BEGIN Excerpted records

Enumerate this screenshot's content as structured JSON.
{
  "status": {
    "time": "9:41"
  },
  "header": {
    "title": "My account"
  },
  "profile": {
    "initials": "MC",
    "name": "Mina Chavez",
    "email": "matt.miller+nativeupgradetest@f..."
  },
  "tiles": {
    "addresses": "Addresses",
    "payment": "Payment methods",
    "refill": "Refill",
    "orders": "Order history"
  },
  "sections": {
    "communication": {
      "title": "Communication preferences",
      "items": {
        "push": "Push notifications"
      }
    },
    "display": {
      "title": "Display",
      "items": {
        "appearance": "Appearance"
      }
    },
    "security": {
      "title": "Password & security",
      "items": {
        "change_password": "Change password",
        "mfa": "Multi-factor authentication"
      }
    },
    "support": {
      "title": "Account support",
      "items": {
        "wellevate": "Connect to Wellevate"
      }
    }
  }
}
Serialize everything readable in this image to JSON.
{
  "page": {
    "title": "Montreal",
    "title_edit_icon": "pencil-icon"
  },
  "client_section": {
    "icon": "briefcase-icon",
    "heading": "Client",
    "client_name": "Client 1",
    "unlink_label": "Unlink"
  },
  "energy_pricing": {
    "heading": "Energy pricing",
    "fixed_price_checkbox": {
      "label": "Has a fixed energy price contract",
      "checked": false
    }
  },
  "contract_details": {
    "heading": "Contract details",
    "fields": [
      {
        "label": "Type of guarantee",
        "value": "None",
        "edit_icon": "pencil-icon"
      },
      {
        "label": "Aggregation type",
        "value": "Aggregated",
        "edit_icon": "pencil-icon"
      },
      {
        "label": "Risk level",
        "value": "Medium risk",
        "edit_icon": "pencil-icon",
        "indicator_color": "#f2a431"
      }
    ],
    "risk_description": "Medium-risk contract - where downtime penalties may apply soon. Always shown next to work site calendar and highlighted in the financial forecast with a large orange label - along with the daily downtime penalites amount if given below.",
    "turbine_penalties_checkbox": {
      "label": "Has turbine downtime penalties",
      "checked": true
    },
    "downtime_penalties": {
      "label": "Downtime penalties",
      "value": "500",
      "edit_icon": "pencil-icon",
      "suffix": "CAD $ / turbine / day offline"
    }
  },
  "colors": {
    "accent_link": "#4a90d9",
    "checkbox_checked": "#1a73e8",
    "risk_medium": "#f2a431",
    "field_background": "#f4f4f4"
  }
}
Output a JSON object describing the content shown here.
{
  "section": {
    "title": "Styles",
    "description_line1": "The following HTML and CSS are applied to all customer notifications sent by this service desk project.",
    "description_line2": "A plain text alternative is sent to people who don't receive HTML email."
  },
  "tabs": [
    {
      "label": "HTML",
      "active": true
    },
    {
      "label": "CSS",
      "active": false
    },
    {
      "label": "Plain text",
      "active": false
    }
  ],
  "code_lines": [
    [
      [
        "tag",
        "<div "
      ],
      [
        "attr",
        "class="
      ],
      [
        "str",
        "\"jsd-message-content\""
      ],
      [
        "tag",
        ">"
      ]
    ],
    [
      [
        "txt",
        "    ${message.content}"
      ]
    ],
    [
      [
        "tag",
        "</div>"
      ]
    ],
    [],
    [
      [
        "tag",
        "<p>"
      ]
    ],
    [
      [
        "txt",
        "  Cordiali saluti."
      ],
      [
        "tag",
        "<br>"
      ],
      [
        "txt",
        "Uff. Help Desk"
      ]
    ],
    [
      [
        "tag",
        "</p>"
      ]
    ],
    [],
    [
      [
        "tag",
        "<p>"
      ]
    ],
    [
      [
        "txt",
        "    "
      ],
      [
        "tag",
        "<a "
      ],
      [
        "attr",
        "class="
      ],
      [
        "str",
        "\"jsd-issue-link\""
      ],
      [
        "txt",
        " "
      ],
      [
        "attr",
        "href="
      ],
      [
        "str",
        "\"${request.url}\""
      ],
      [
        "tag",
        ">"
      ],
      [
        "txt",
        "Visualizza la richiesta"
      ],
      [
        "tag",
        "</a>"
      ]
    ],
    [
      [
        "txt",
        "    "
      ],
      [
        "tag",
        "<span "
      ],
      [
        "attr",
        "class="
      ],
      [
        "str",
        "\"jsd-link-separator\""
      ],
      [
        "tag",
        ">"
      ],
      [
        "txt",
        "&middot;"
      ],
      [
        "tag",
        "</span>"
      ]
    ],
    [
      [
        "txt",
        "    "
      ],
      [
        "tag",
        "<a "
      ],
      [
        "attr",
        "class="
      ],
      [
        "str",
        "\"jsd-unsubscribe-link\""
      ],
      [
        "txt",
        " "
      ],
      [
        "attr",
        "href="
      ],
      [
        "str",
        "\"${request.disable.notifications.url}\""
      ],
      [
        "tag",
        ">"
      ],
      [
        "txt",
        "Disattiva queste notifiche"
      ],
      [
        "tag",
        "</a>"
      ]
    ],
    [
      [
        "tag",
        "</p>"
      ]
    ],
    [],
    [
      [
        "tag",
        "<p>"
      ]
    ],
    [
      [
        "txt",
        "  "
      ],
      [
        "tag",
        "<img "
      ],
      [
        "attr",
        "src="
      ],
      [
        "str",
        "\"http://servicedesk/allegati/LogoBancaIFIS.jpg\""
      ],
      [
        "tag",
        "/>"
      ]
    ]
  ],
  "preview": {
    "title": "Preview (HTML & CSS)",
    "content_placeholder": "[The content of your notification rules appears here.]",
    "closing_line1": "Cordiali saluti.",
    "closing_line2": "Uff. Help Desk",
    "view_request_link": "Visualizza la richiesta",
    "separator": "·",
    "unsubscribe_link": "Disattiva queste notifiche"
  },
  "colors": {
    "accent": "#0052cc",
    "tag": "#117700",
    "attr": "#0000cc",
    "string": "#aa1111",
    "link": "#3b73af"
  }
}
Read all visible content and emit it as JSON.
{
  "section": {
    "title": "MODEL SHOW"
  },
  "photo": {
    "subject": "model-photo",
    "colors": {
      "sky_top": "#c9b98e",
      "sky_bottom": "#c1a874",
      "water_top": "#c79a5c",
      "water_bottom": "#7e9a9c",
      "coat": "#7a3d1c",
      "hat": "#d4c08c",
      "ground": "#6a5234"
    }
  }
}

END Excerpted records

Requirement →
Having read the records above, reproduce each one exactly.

Solution to this task →
Enumerate this screenshot's content as structured JSON.
{
  "status": {
    "time": "9:41"
  },
  "header": {
    "title": "My account"
  },
  "profile": {
    "initials": "MC",
    "name": "Mina Chavez",
    "email": "matt.miller+nativeupgradetest@f..."
  },
  "tiles": {
    "addresses": "Addresses",
    "payment": "Payment methods",
    "refill": "Refill",
    "orders": "Order history"
  },
  "sections": {
    "communication": {
      "title": "Communication preferences",
      "items": {
        "push": "Push notifications"
      }
    },
    "display": {
      "title": "Display",
      "items": {
        "appearance": "Appearance"
      }
    },
    "security": {
      "title": "Password & security",
      "items": {
        "change_password": "Change password",
        "mfa": "Multi-factor authentication"
      }
    },
    "support": {
      "title": "Account support",
      "items": {
        "wellevate": "Connect to Wellevate"
      }
    }
  }
}
Serialize everything readable in this image to JSON.
{
  "page": {
    "title": "Montreal",
    "title_edit_icon": "pencil-icon"
  },
  "client_section": {
    "icon": "briefcase-icon",
    "heading": "Client",
    "client_name": "Client 1",
    "unlink_label": "Unlink"
  },
  "energy_pricing": {
    "heading": "Energy pricing",
    "fixed_price_checkbox": {
      "label": "Has a fixed energy price contract",
      "checked": false
    }
  },
  "contract_details": {
    "heading": "Contract details",
    "fields": [
      {
        "label": "Type of guarantee",
        "value": "None",
        "edit_icon": "pencil-icon"
      },
      {
        "label": "Aggregation type",
        "value": "Aggregated",
        "edit_icon": "pencil-icon"
      },
      {
        "label": "Risk level",
        "value": "Medium risk",
        "edit_icon": "pencil-icon",
        "indicator_color": "#f2a431"
      }
    ],
    "risk_description": "Medium-risk contract - where downtime penalties may apply soon. Always shown next to work site calendar and highlighted in the financial forecast with a large orange label - along with the daily downtime penalites amount if given below.",
    "turbine_penalties_checkbox": {
      "label": "Has turbine downtime penalties",
      "checked": true
    },
    "downtime_penalties": {
      "label": "Downtime penalties",
      "value": "500",
      "edit_icon": "pencil-icon",
      "suffix": "CAD $ / turbine / day offline"
    }
  },
  "colors": {
    "accent_link": "#4a90d9",
    "checkbox_checked": "#1a73e8",
    "risk_medium": "#f2a431",
    "field_background": "#f4f4f4"
  }
}
Output a JSON object describing the content shown here.
{
  "section": {
    "title": "Styles",
    "description_line1": "The following HTML and CSS are applied to all customer notifications sent by this service desk project.",
    "description_line2": "A plain text alternative is sent to people who don't receive HTML email."
  },
  "tabs": [
    {
      "label": "HTML",
      "active": true
    },
    {
      "label": "CSS",
      "active": false
    },
    {
      "label": "Plain text",
      "active": false
    }
  ],
  "code_lines": [
    [
      [
        "tag",
        "<div "
      ],
      [
        "attr",
        "class="
      ],
      [
        "str",
        "\"jsd-message-content\""
      ],
      [
        "tag",
        ">"
      ]
    ],
    [
      [
        "txt",
        "    ${message.content}"
      ]
    ],
    [
      [
        "tag",
        "</div>"
      ]
    ],
    [],
    [
      [
        "tag",
        "<p>"
      ]
    ],
    [
      [
        "txt",
        "  Cordiali saluti."
      ],
      [
        "tag",
        "<br>"
      ],
      [
        "txt",
        "Uff. Help Desk"
      ]
    ],
    [
      [
        "tag",
        "</p>"
      ]
    ],
    [],
    [
      [
        "tag",
        "<p>"
      ]
    ],
    [
      [
        "txt",
        "    "
      ],
      [
        "tag",
        "<a "
      ],
      [
        "attr",
        "class="
      ],
      [
        "str",
        "\"jsd-issue-link\""
      ],
      [
        "txt",
        " "
      ],
      [
        "attr",
        "href="
      ],
      [
        "str",
        "\"${request.url}\""
      ],
      [
        "tag",
        ">"
      ],
      [
        "txt",
        "Visualizza la richiesta"
      ],
      [
        "tag",
        "</a>"
      ]
    ],
    [
      [
        "txt",
        "    "
      ],
      [
        "tag",
        "<span "
      ],
      [
        "attr",
        "class="
      ],
      [
        "str",
        "\"jsd-link-separator\""
      ],
      [
        "tag",
        ">"
      ],
      [
        "txt",
        "&middot;"
      ],
      [
        "tag",
        "</span>"
      ]
    ],
    [
      [
        "txt",
        "    "
      ],
      [
        "tag",
        "<a "
      ],
      [
        "attr",
        "class="
      ],
      [
        "str",
        "\"jsd-unsubscribe-link\""
      ],
      [
        "txt",
        " "
      ],
      [
        "attr",
        "href="
      ],
      [
        "str",
        "\"${request.disable.notifications.url}\""
      ],
      [
        "tag",
        ">"
      ],
      [
        "txt",
        "Disattiva queste notifiche"
      ],
      [
        "tag",
        "</a>"
      ]
    ],
    [
      [
        "tag",
        "</p>"
      ]
    ],
    [],
    [
      [
        "tag",
        "<p>"
      ]
    ],
    [
      [
        "txt",
        "  "
      ],
      [
        "tag",
        "<img "
      ],
      [
        "attr",
        "src="
      ],
      [
        "str",
        "\"http://servicedesk/allegati/LogoBancaIFIS.jpg\""
      ],
      [
        "tag",
        "/>"
      ]
    ]
  ],
  "preview": {
    "title": "Preview (HTML & CSS)",
    "content_placeholder": "[The content of your notification rules appears here.]",
    "closing_line1": "Cordiali saluti.",
    "closing_line2": "Uff. Help Desk",
    "view_request_link": "Visualizza la richiesta",
    "separator": "·",
    "unsubscribe_link": "Disattiva queste notifiche"
  },
  "colors": {
    "accent": "#0052cc",
    "tag": "#117700",
    "attr": "#0000cc",
    "string": "#aa1111",
    "link": "#3b73af"
  }
}
Read all visible content and emit it as JSON.
{
  "section": {
    "title": "MODEL SHOW"
  },
  "photo": {
    "subject": "model-photo",
    "colors": {
      "sky_top": "#c9b98e",
      "sky_bottom": "#c1a874",
      "water_top": "#c79a5c",
      "water_bottom": "#7e9a9c",
      "coat": "#7a3d1c",
      "hat": "#d4c08c",
      "ground": "#6a5234"
    }
  }
}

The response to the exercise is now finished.